Instructions for the task>
Output each record exactly, excluding pictures.

+++

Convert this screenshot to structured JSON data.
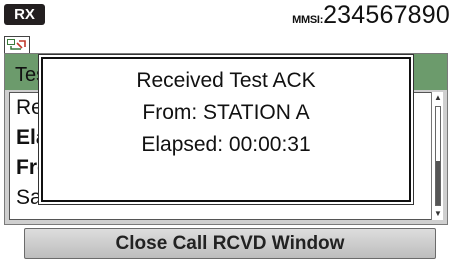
{
  "status_bar": {
    "rx_label": "RX",
    "mmsi_label": "MMSI:",
    "mmsi_value": "234567890"
  },
  "icons": {
    "comm_icon": "dsc-communication-icon"
  },
  "panel": {
    "title": "Tes",
    "items": [
      "Rec",
      "Ela",
      "Fro",
      "Saf"
    ]
  },
  "dialog": {
    "line1": "Received Test ACK",
    "line2": "From: STATION A",
    "line3": "Elapsed: 00:00:31"
  },
  "softkey": {
    "close_label": "Close Call RCVD Window"
  },
  "colors": {
    "header_green": "#6c9b6c",
    "panel_gray": "#cfcfcf",
    "badge_black": "#231f20"
  }
}
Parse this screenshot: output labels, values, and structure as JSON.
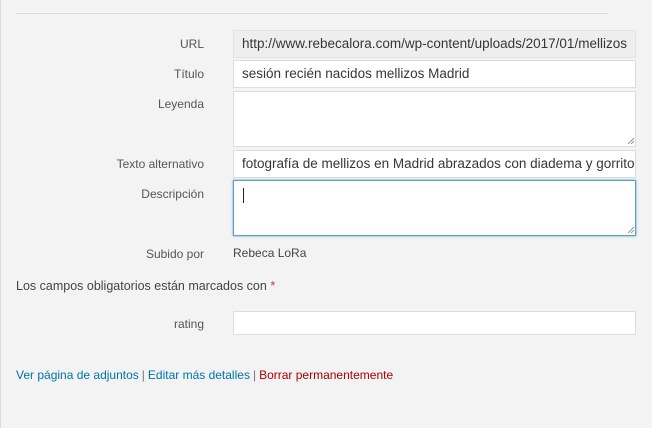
{
  "fields": {
    "url": {
      "label": "URL",
      "value": "http://www.rebecalora.com/wp-content/uploads/2017/01/mellizos"
    },
    "title": {
      "label": "Título",
      "value": "sesión recién nacidos mellizos Madrid"
    },
    "caption": {
      "label": "Leyenda",
      "value": ""
    },
    "alt": {
      "label": "Texto alternativo",
      "value": "fotografía de mellizos en Madrid abrazados con diadema y gorrito"
    },
    "description": {
      "label": "Descripción",
      "value": ""
    },
    "uploaded_by": {
      "label": "Subido por",
      "value": "Rebeca LoRa"
    },
    "rating": {
      "label": "rating",
      "value": ""
    }
  },
  "required_note": {
    "text": "Los campos obligatorios están marcados con",
    "marker": "*"
  },
  "actions": {
    "view_attachment": "Ver página de adjuntos",
    "edit_details": "Editar más detalles",
    "delete_permanently": "Borrar permanentemente",
    "separator": "|"
  },
  "colors": {
    "link": "#0073aa",
    "danger": "#a00000",
    "required": "#dc3232",
    "focus": "#5b9dd9"
  }
}
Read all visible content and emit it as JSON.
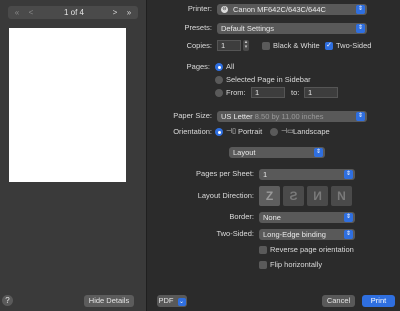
{
  "preview": {
    "page_label": "1 of 4",
    "hide_details": "Hide Details",
    "prev_first": "«",
    "prev": "<",
    "next": ">",
    "next_last": "»",
    "help": "?"
  },
  "form": {
    "printer_label": "Printer:",
    "printer_value": "Canon MF642C/643C/644C",
    "presets_label": "Presets:",
    "presets_value": "Default Settings",
    "copies_label": "Copies:",
    "copies_value": "1",
    "bw_label": "Black & White",
    "two_sided_label": "Two-Sided",
    "pages_label": "Pages:",
    "all_label": "All",
    "selected_label": "Selected Page in Sidebar",
    "from_label": "From:",
    "from_value": "1",
    "to_label": "to:",
    "to_value": "1",
    "paper_label": "Paper Size:",
    "paper_value": "US Letter",
    "paper_dims": "8.50 by 11.00 inches",
    "orientation_label": "Orientation:",
    "portrait_label": "Portrait",
    "landscape_label": "Landscape",
    "section_value": "Layout",
    "pps_label": "Pages per Sheet:",
    "pps_value": "1",
    "layout_dir_label": "Layout Direction:",
    "border_label": "Border:",
    "border_value": "None",
    "twosided_label": "Two-Sided:",
    "twosided_value": "Long-Edge binding",
    "reverse_label": "Reverse page orientation",
    "flip_label": "Flip horizontally"
  },
  "footer": {
    "pdf_label": "PDF",
    "cancel_label": "Cancel",
    "print_label": "Print"
  },
  "colors": {
    "accent": "#2f6fe0",
    "background": "#2b2b2b",
    "sidebar": "#3a3a3a"
  }
}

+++

Result of the task>
Convert this screenshot to structured JSON data.
{
  "status_bar": {
    "rx_label": "RX",
    "mmsi_label": "MMSI:",
    "mmsi_value": "234567890"
  },
  "icons": {
    "comm_icon": "dsc-communication-icon"
  },
  "panel": {
    "title": "Tes",
    "items": [
      "Rec",
      "Ela",
      "Fro",
      "Saf"
    ]
  },
  "dialog": {
    "line1": "Received Test ACK",
    "line2": "From: STATION A",
    "line3": "Elapsed: 00:00:31"
  },
  "softkey": {
    "close_label": "Close Call RCVD Window"
  },
  "colors": {
    "header_green": "#6c9b6c",
    "panel_gray": "#cfcfcf",
    "badge_black": "#231f20"
  }
}
Parse this screenshot: output labels, values, and structure as JSON.
{
  "fields": {
    "url": {
      "label": "URL",
      "value": "http://www.rebecalora.com/wp-content/uploads/2017/01/mellizos"
    },
    "title": {
      "label": "Título",
      "value": "sesión recién nacidos mellizos Madrid"
    },
    "caption": {
      "label": "Leyenda",
      "value": ""
    },
    "alt": {
      "label": "Texto alternativo",
      "value": "fotografía de mellizos en Madrid abrazados con diadema y gorrito"
    },
    "description": {
      "label": "Descripción",
      "value": ""
    },
    "uploaded_by": {
      "label": "Subido por",
      "value": "Rebeca LoRa"
    },
    "rating": {
      "label": "rating",
      "value": ""
    }
  },
  "required_note": {
    "text": "Los campos obligatorios están marcados con",
    "marker": "*"
  },
  "actions": {
    "view_attachment": "Ver página de adjuntos",
    "edit_details": "Editar más detalles",
    "delete_permanently": "Borrar permanentemente",
    "separator": "|"
  },
  "colors": {
    "link": "#0073aa",
    "danger": "#a00000",
    "required": "#dc3232",
    "focus": "#5b9dd9"
  }
}
Read all visible content and emit it as JSON.
{
  "preview": {
    "page_label": "1 of 4",
    "hide_details": "Hide Details",
    "prev_first": "«",
    "prev": "<",
    "next": ">",
    "next_last": "»",
    "help": "?"
  },
  "form": {
    "printer_label": "Printer:",
    "printer_value": "Canon MF642C/643C/644C",
    "presets_label": "Presets:",
    "presets_value": "Default Settings",
    "copies_label": "Copies:",
    "copies_value": "1",
    "bw_label": "Black & White",
    "two_sided_label": "Two-Sided",
    "pages_label": "Pages:",
    "all_label": "All",
    "selected_label": "Selected Page in Sidebar",
    "from_label": "From:",
    "from_value": "1",
    "to_label": "to:",
    "to_value": "1",
    "paper_label": "Paper Size:",
    "paper_value": "US Letter",
    "paper_dims": "8.50 by 11.00 inches",
    "orientation_label": "Orientation:",
    "portrait_label": "Portrait",
    "landscape_label": "Landscape",
    "section_value": "Layout",
    "pps_label": "Pages per Sheet:",
    "pps_value": "1",
    "layout_dir_label": "Layout Direction:",
    "border_label": "Border:",
    "border_value": "None",
    "twosided_label": "Two-Sided:",
    "twosided_value": "Long-Edge binding",
    "reverse_label": "Reverse page orientation",
    "flip_label": "Flip horizontally"
  },
  "footer": {
    "pdf_label": "PDF",
    "cancel_label": "Cancel",
    "print_label": "Print"
  },
  "colors": {
    "accent": "#2f6fe0",
    "background": "#2b2b2b",
    "sidebar": "#3a3a3a"
  }
}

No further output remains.